“I’m here alone,” the woman confided after a moment. “Got in last night. I booked this hotel at the last minute. You been here long?”
“It’s never long enough,” said Jule, “at a place like this.”
“So what do you recommend? At the Playa Grande?”
Jule didn’t often talk to other hotel guests, but she saw no harm in answering. “Go on the snorkel tour,” she said. “I saw a bloody huge moray eel.”
“No kidding. An eel?”
“The guide tempted it with fish guts he had in a plastic milk jug. The eel swam out from the rocks. It must have been eight feet long. Bright green.”
The woman shivered. “I don’t like eels.”
“You could skip it. If you scare easy.”
The woman laughed. “How’s the food? I didn’t eat yet.”
“Get the chocolate cake.”
“Oh, yeah. They’ll bring it to you special, if you ask.”
“Good to know. You traveling alone?”
“Listen, I’m gonna jet,” said Jule, feeling the conversation had turned personal. “Cheerio.” She headed for the door.
“My dad’s crazy sick,” the woman said, talking to Jule’s back. “I’ve been looking after him for a long time.”
A stab of sympathy.

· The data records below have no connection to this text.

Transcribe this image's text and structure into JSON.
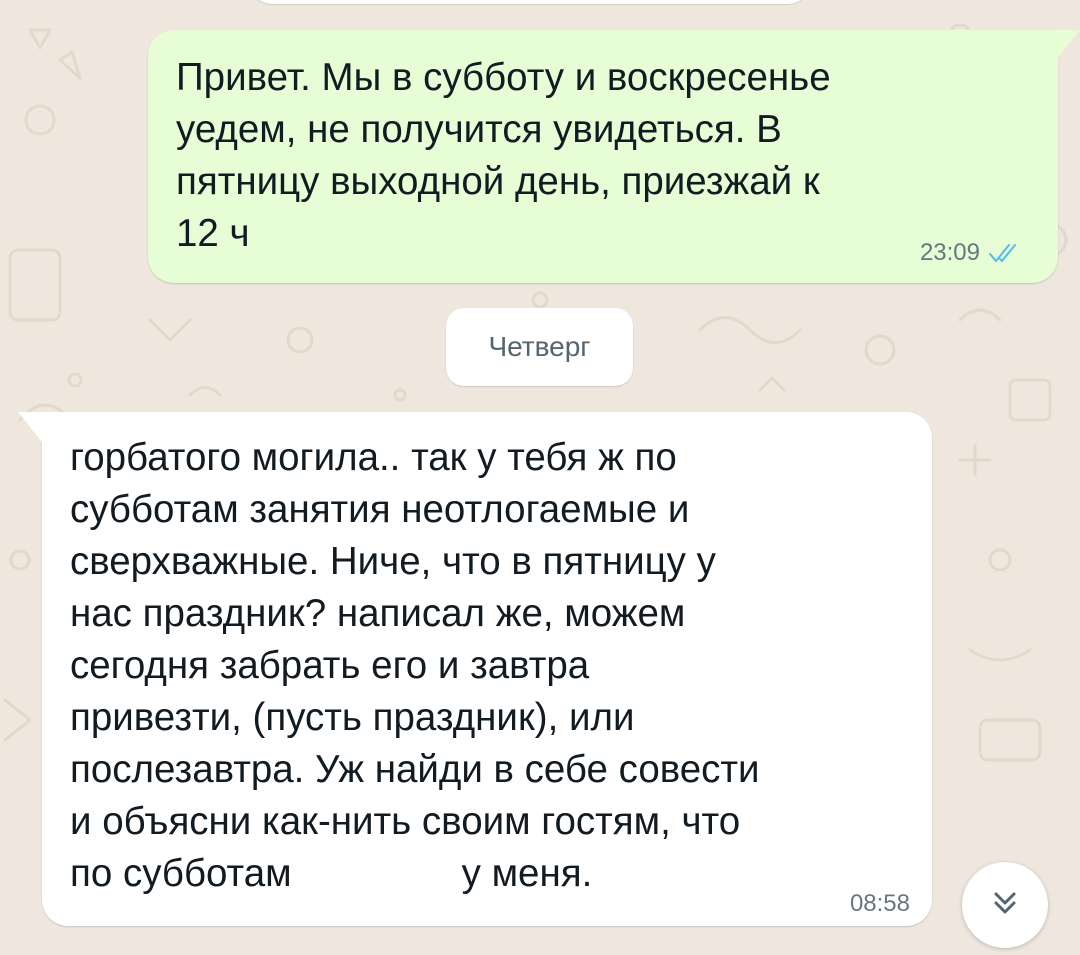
{
  "chat": {
    "outgoing": {
      "text": "Привет. Мы в субботу и воскресенье\nуедем, не получится увидеться. В\nпятницу выходной день, приезжай к\n12 ч",
      "time": "23:09",
      "status_icon": "double-check-read-icon"
    },
    "date_separator": "Четверг",
    "incoming": {
      "text_main": "горбатого могила.. так у тебя ж по\nсубботам занятия неотлогаемые и\nсверхважные. Ниче, что в пятницу у\nнас праздник? написал же, можем\nсегодня забрать его и завтра\nпривезти, (пусть праздник), или\nпослезавтра. Уж найди в себе совести\nи объясни как-нить своим гостям, что\nпо субботам",
      "text_tail": "у меня.",
      "time": "08:58"
    },
    "scroll_button_icon": "chevron-double-down-icon"
  },
  "colors": {
    "wallpaper": "#efe7de",
    "outgoing_bubble": "#e7fdd6",
    "incoming_bubble": "#ffffff",
    "read_ticks": "#53bdeb",
    "meta_text": "#667781",
    "message_text": "#111b21"
  }
}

Jule stopped and turned.
“Every morning and every night after work, I’m with him,” the woman went on. “Now he’s finally stable, and I wanted to get away so badly I didn’t think about the price tag. I’m blowing a lot of cash here I shouldn’t blow.”
“What’s your father got?”
“MS,” said the woman. “Multiple sclerosis? And dementia. He used to be the head of our family. Very macho. Strong in all his opinions. Now he’s a twisted body in a bed. He doesn’t even know where he is half the time. He’s, like, asking me if I’m the waitress.”
“I’m scared I’m gonna lose him and I hate being with him, both at the same time. And when he’s dead and I’m an orphan, I know I’m going to be sorry I took this trip away from him, d’you know?” The woman stopped running and put her feet on either side of the treadmill. She wiped her eyes with the back of her hand. “Sorry. Too much information.”
“You go on. Go shower or whatever. Maybe I’ll see you around later.”
The woman pushed up the arms of her long-sleeved shirt and turned to the digital readout of her treadmill. A scar wound down her right forearm, jagged, like from a knife, not clean like from an operation. There was a story there.
“Listen, do you like to play trivia?” Jule asked, against her better judgment.
A smile. White but crooked teeth. “I’m excellent at trivia, actually.”
“They run it every other night in the lounge downstairs,” said Jule. “It’s pretty much rubbish. You wanna go?”
“What kind of rubbish?”
“Good rubbish. Silly and loud.”
“Okay. Yeah, all right.”
“Good,” said Jule. “We’ll kill it. You’ll be glad you took a vacation. I’m strong on superheroes, spy movies, YouTubers, fitness, money, makeup, and Victorian writers. What about you?”
“Victorian writers? Like Dickens?”
“Yeah, whatever.” Jule felt her face flush. It suddenly seemed an odd set of things to be interested in.
“I love Dickens.”
“I do.” The woman smiled again. “I’m good on Dickens, cooking, current events, politics . . . let’s see, oh, and cats.”
“All right, then,” said Jule. “It starts at eight o’clock in that lounge off the main lobby. The bar with sofas.”
“Eight o’clock. You’re on.” The woman walked over and extended her hand. “What’s your name again? I’m Noa.”
Jule shook it. “I didn’t tell you my name,” she said. “But it’s Imogen.”